The crossover for the MMTMM is a 2.5-way, which means that the outside woofers only play "bass duty," while the inside woofers play both mids and bass. The crossover is relatively simple. For inductor L3, you can use an iron-core and it should be no problem.
The other request was for a "bipole" surround. The idea with these speakers is that they are meant to be wall-mounted (typically rear or side walls), and to get the maximum amount of horizontal dispersion possible. They are sealed and are intended to be paired with a sub.

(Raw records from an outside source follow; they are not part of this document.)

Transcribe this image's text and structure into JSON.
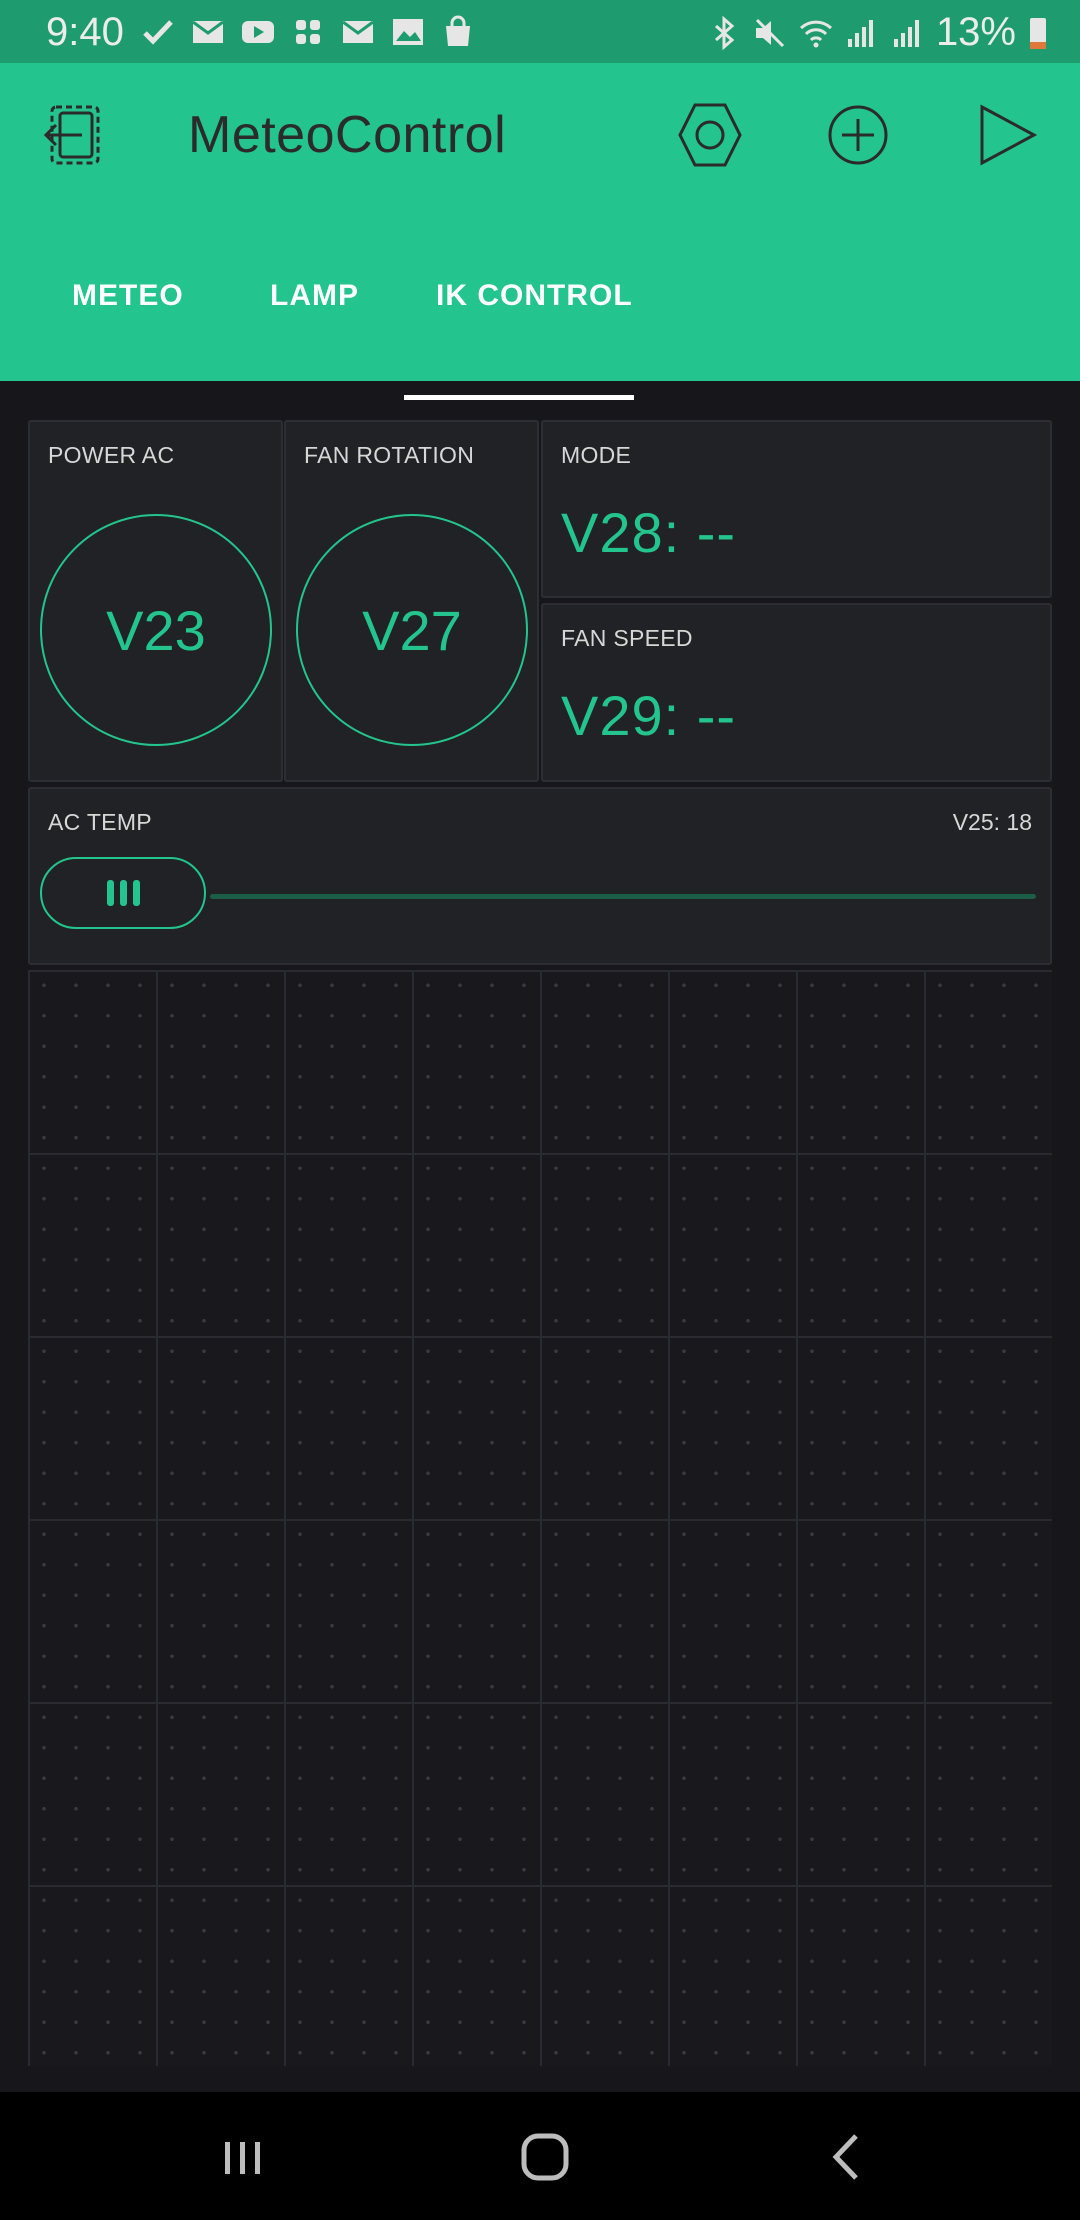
{
  "status_bar": {
    "time": "9:40",
    "battery_percent": "13%",
    "notification_icons": [
      "check-icon",
      "mail-icon",
      "youtube-icon",
      "slack-icon",
      "mail-icon",
      "gallery-icon",
      "shopping-bag-icon"
    ],
    "system_icons": [
      "bluetooth-icon",
      "mute-icon",
      "wifi-icon",
      "signal-icon",
      "signal-icon",
      "battery-icon"
    ]
  },
  "app_bar": {
    "title": "MeteoControl",
    "icons": [
      "exit-icon",
      "settings-hex-icon",
      "add-icon",
      "play-icon"
    ]
  },
  "tabs": [
    {
      "label": "METEO",
      "active": false
    },
    {
      "label": "LAMP",
      "active": false
    },
    {
      "label": "IK CONTROL",
      "active": true
    }
  ],
  "widgets": {
    "power_ac": {
      "label": "POWER AC",
      "button_text": "V23"
    },
    "fan_rotation": {
      "label": "FAN ROTATION",
      "button_text": "V27"
    },
    "mode": {
      "label": "MODE",
      "value": "V28: --"
    },
    "fan_speed": {
      "label": "FAN SPEED",
      "value": "V29: --"
    },
    "ac_temp": {
      "label": "AC TEMP",
      "value": "V25: 18",
      "slider_level": 0
    }
  },
  "colors": {
    "accent": "#23c48e",
    "status_bar": "#1f9c6f",
    "background": "#17171b",
    "widget": "#212226"
  }
}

The cabinet with this design follows suit with the "bipole surround" speakers you tend to see in many mid- and high-end THX home theater designs. This means that the cabinet requires some angles. Cutting angles isn't as difficult as you might think; heck I can do them on a cheap circular saw. I tried to be as clear as possible with the cabinet drawing (which assumes butt joint construction. If you're into mitre joints, you're on your own!) The tweeters' orientations are flipped on the cabinet I used, however this is optional. In fact, you could orient the drivers TM/TM or TM/MT or MT/MT, and it would still be fine.
The crossover for the bipole surround shares some similarities to the MTM version of the Overnight Sensations. Basically, we have both woofers run in parallel, as well as having both tweeters run in parallel. So you may notice that the woofer filter is remarkably similar to the MTM. The tweeter filter, however is different. The voicing is very similar to the rest of the Overnight Sensations (of course).
The Frequency Response of the bipole is basically flat when you're OFF-axis (which is going to be most seats in the room). However, if one were to listen to it straight ON-axis, it would probably sound rolled off and a bit muted. (That's Comb Filtering for ya) Again, this is to create the widest dispersion possible.
OFF-AXIS Frequency Response
ON-AXIS Frequency Response